Elements of The Plan
So what I have to share with you today is my plan for my puppy now that she is 8 months old. Each month when I look at my four areas of focus I consider these four elements:
- The Tune Ups! These are the skills that are in need of “re-polishing”. For one reason or another these skills not as strong as I thought they were. It happens to all of us! Go back and fix what is “sloppy” now before it ends up completely broken!
- The Carry Overs. Here are skills that were in my plan last month but that I didn’t have time to train to the level I wanted.
- The Trouble Shooting Skills. These are skills that will help overcome challenges I see at my puppy’s (or dog’s) current level of training.
- The Brand New Skills. Next up will be the brand new skills I want to teach in the next month. These are the “shiny new things” that people tend to get carried away with. That is why I leave them until last.
Investing In Your Puppy’s Future
Of course a plan is just the start! You still need to get out there and put it into action. Make sure you make it a daily habit to train your dog several times during the day. I like to do one session before breakfast. One session before lunch and one after dinner. Ideally I will get in one or two more but knowing that my sessions are only five to ten minutes long that still doesn’t even add up to one hour a day training my puppy. That one hour investment will pay off hugely down the road. A 45- 60 minute of daily training during the first six months your puppy life is an investment with the payout of an amazing family pet for the rest of his life. It is worth making that investment…it is a return you won’t get anywhere else!
Here is that video explaining my plan for Momentum over the next month…
Your plan can follow this format regardless if you’re training a puppy or an older dog. Looking at my plan over the next month with Momentum, I have a LOT of “tune ups!” You see, I have only trained my puppy for three days over the last month. That is because between Sept 29th and October 28th I have been away from home for all but three days. Of course she has been “trained” but not by me! During two of those weeks Momentum was trained by two of my students (one each week) who were watching her for me. They did a terrific job…Jane Book even trained skills I don’t know how to train! How cool is that? However, the rest of the time I was away my puppy got “trained” by my husband John. Now John loves the dogs as much as I do but they get a bit of a “hall pass” when I am not at home 🙂 So the “training” that happened with the puppy is not necessarily work of my choosing 🙂 Really not a big deal if this happens to you. All things can be fixed with “tune ups.”
“Do you wish to rise? Begin by descending. You plan a tower that will pierce the clouds? Lay first the foundation of humility.” -Saint Augustine
“Tune ups” shouldn’t be viewed as a failure. The only failure would be if you ignore what you see and rely on “hope” to fix the direction the behaviour is heading. Hope is a wonderful thing but I don’t think much of her dog training abilities! So yes, perhaps by not jumping into the “shiny new skills” may feel like you are “failing”, but as the quote above states … success starts with humility … and oh, puppies like Momentum do keep us humble!

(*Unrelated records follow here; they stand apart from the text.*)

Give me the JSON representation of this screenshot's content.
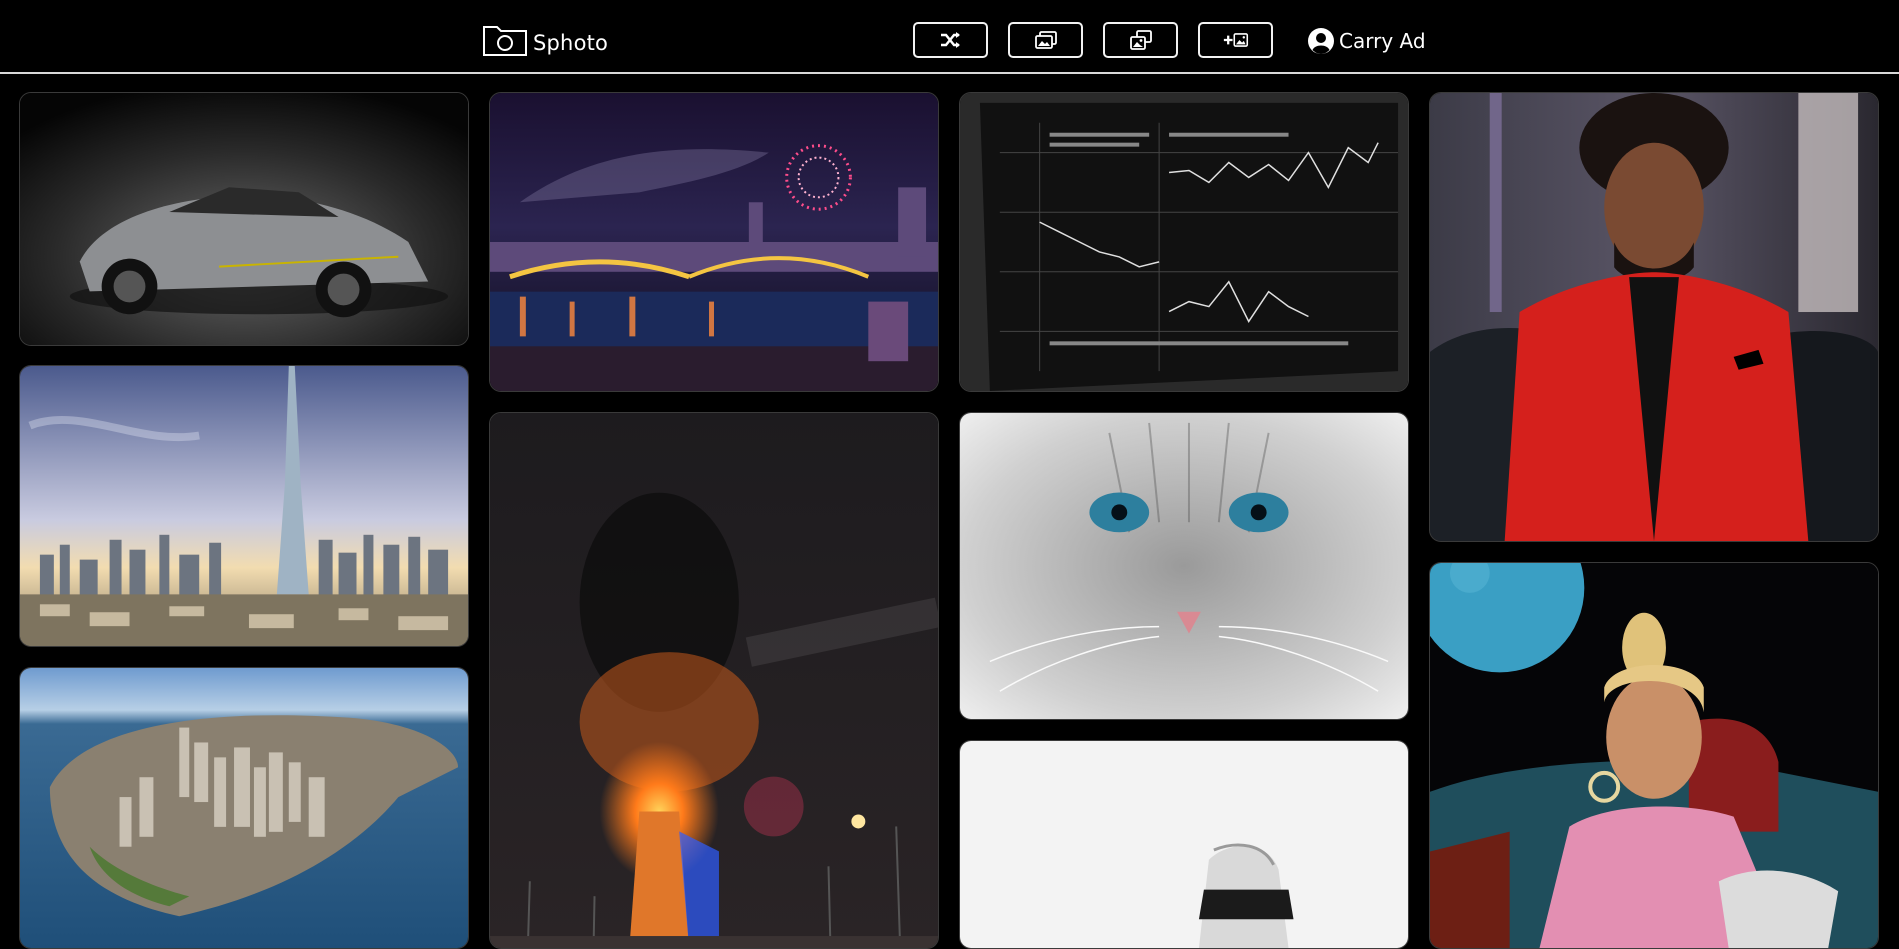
{
  "app": {
    "name": "Sphoto"
  },
  "navbar": {
    "buttons": [
      {
        "icon": "shuffle-icon"
      },
      {
        "icon": "gallery-icon"
      },
      {
        "icon": "collections-icon"
      },
      {
        "icon": "add-image-icon"
      }
    ],
    "user": {
      "name": "Carry Ad",
      "icon": "user-circle-icon"
    }
  },
  "gallery": {
    "photos": [
      {
        "subject": "sports-car"
      },
      {
        "subject": "city-fireworks-night"
      },
      {
        "subject": "stock-trading-screen"
      },
      {
        "subject": "man-in-red-suit"
      },
      {
        "subject": "skyscraper-city"
      },
      {
        "subject": "fire-dragon-bridge-night"
      },
      {
        "subject": "blue-eyed-cat"
      },
      {
        "subject": "white-sneaker"
      },
      {
        "subject": "city-aerial-waterfront"
      },
      {
        "subject": "woman-pink-jacket-blue-moon"
      }
    ]
  }
}
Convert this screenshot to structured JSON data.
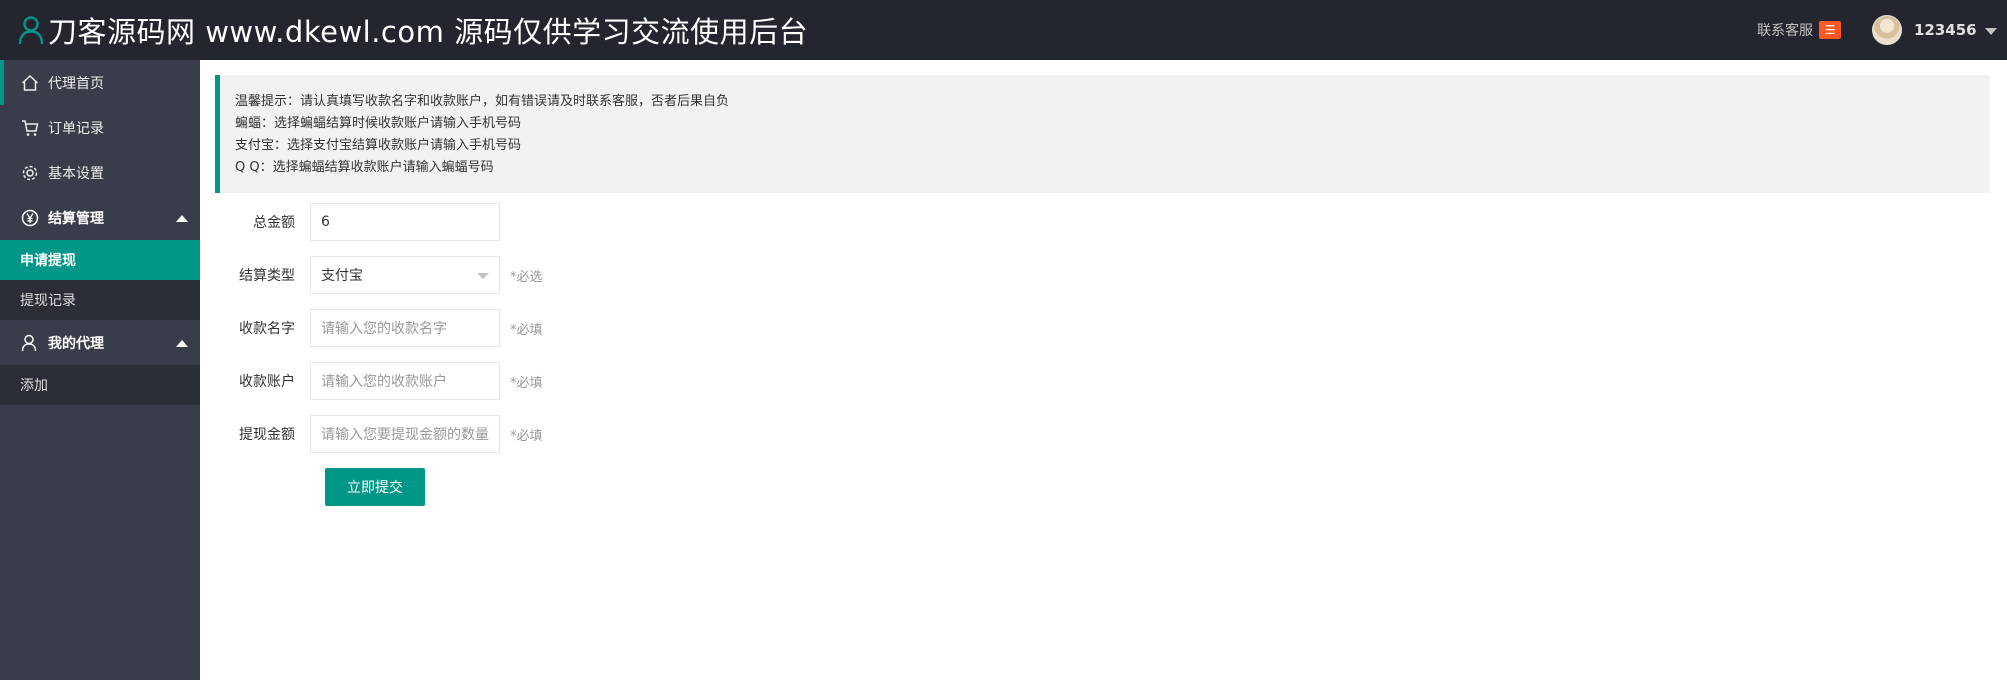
{
  "header": {
    "title": "刀客源码网 www.dkewl.com 源码仅供学习交流使用后台",
    "contact_label": "联系客服",
    "contact_badge": "☰",
    "username": "123456"
  },
  "sidebar": {
    "items": [
      {
        "label": "代理首页",
        "icon": "home-icon"
      },
      {
        "label": "订单记录",
        "icon": "cart-icon"
      },
      {
        "label": "基本设置",
        "icon": "gear-icon"
      }
    ],
    "groups": [
      {
        "label": "结算管理",
        "icon": "yen-icon",
        "children": [
          {
            "label": "申请提现",
            "active": true
          },
          {
            "label": "提现记录",
            "active": false
          }
        ]
      },
      {
        "label": "我的代理",
        "icon": "user-icon",
        "children": [
          {
            "label": "添加",
            "active": false
          }
        ]
      }
    ]
  },
  "notice": {
    "lines": [
      "温馨提示：请认真填写收款名字和收款账户，如有错误请及时联系客服，否者后果自负",
      "蝙蝠：选择蝙蝠结算时候收款账户请输入手机号码",
      "支付宝：选择支付宝结算收款账户请输入手机号码",
      "Q Q：选择蝙蝠结算收款账户请输入蝙蝠号码"
    ]
  },
  "form": {
    "total": {
      "label": "总金额",
      "value": "6"
    },
    "type": {
      "label": "结算类型",
      "value": "支付宝",
      "aux": "*必选"
    },
    "name": {
      "label": "收款名字",
      "placeholder": "请输入您的收款名字",
      "aux": "*必填"
    },
    "account": {
      "label": "收款账户",
      "placeholder": "请输入您的收款账户",
      "aux": "*必填"
    },
    "amount": {
      "label": "提现金额",
      "placeholder": "请输入您要提现金额的数量",
      "aux": "*必填"
    },
    "submit_label": "立即提交"
  },
  "colors": {
    "header_bg": "#23262e",
    "sidebar_bg": "#393d49",
    "accent": "#009688",
    "badge": "#ff5722"
  }
}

How is it possible that I love this puppy so much when she challenges me in so many ways? You would think the opposite would be true… clearly it isn’t for me. Maybe this is why young girls often love the “bad a$$ boys.”

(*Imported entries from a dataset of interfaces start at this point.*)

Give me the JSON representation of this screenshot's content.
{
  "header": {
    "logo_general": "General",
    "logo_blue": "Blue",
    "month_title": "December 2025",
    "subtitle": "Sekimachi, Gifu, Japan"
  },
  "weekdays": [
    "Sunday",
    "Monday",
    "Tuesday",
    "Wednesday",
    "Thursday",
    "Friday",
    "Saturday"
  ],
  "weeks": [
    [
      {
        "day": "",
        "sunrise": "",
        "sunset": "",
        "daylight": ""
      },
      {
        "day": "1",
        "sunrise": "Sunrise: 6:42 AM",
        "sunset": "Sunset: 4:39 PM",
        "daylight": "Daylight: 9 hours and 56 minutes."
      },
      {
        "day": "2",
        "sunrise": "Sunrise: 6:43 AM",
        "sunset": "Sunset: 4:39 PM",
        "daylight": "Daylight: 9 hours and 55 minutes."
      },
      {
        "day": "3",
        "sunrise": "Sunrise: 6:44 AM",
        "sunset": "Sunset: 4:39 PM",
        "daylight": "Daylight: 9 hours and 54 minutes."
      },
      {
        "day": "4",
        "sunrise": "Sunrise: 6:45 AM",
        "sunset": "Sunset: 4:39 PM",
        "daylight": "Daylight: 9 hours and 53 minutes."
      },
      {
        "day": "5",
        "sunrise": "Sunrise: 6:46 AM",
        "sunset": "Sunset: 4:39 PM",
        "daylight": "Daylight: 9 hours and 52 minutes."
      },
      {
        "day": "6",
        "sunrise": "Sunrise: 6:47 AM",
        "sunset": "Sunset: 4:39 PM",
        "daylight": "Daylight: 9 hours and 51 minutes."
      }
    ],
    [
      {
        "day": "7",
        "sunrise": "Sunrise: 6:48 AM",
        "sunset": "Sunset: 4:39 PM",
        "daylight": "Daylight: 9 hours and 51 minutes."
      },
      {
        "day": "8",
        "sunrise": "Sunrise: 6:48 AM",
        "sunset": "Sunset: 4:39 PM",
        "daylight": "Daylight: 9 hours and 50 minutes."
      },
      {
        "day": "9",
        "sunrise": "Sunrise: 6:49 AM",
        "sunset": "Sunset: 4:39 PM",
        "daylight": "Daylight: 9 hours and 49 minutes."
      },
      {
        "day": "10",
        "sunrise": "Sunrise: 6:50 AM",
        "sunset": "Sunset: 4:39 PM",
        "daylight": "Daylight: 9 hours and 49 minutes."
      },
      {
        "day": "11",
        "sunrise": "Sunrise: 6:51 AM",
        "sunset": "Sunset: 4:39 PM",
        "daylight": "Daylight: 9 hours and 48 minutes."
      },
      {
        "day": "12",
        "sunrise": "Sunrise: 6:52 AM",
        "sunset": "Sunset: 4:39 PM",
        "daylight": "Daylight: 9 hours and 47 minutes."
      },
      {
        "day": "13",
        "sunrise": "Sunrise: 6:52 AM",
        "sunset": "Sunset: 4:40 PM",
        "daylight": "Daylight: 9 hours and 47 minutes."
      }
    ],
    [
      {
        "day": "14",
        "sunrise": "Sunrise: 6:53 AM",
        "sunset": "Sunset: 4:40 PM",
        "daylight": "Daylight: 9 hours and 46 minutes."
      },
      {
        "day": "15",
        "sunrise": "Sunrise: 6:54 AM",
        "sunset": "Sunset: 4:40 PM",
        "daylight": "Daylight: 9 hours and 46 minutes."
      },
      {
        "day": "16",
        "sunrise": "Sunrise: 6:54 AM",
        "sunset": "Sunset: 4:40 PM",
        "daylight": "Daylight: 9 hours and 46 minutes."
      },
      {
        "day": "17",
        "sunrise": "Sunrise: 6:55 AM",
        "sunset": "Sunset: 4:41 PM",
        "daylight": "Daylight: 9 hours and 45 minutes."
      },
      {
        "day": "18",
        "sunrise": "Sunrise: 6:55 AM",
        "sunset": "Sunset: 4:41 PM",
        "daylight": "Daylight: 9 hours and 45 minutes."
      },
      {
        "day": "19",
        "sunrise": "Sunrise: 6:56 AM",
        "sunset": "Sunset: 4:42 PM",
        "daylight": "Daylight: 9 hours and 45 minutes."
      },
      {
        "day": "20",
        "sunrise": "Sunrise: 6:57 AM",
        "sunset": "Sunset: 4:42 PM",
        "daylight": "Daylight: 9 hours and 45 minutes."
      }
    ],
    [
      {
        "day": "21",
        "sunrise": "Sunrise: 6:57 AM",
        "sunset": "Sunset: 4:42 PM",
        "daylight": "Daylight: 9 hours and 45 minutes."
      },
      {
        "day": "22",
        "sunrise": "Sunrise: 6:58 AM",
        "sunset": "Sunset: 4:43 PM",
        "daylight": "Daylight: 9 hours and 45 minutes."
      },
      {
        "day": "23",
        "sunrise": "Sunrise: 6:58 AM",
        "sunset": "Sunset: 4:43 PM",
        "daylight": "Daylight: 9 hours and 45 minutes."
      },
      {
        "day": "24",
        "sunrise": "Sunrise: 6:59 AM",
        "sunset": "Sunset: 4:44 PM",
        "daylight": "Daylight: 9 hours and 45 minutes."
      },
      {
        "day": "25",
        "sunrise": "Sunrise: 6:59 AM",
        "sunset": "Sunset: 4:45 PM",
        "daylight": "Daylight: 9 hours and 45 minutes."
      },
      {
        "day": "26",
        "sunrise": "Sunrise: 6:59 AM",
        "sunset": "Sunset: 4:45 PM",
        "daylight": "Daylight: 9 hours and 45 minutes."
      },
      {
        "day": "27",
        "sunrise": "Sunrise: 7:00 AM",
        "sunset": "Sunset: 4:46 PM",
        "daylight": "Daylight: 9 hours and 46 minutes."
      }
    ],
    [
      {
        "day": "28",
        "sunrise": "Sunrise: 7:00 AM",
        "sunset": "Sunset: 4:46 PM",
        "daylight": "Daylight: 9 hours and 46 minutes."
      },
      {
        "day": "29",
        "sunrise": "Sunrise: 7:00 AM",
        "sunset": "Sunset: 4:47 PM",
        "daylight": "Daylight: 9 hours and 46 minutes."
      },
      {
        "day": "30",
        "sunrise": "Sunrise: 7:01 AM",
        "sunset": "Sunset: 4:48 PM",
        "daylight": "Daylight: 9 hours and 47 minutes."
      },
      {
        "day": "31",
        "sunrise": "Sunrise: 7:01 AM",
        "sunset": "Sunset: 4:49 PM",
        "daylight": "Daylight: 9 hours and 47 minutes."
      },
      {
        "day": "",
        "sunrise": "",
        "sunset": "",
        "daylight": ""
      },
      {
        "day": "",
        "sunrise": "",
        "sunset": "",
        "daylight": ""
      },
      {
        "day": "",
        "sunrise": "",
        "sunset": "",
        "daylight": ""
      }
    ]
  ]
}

Today I am grateful for Momentum, who pushes me to make things clearer, not just for her…but for everyone.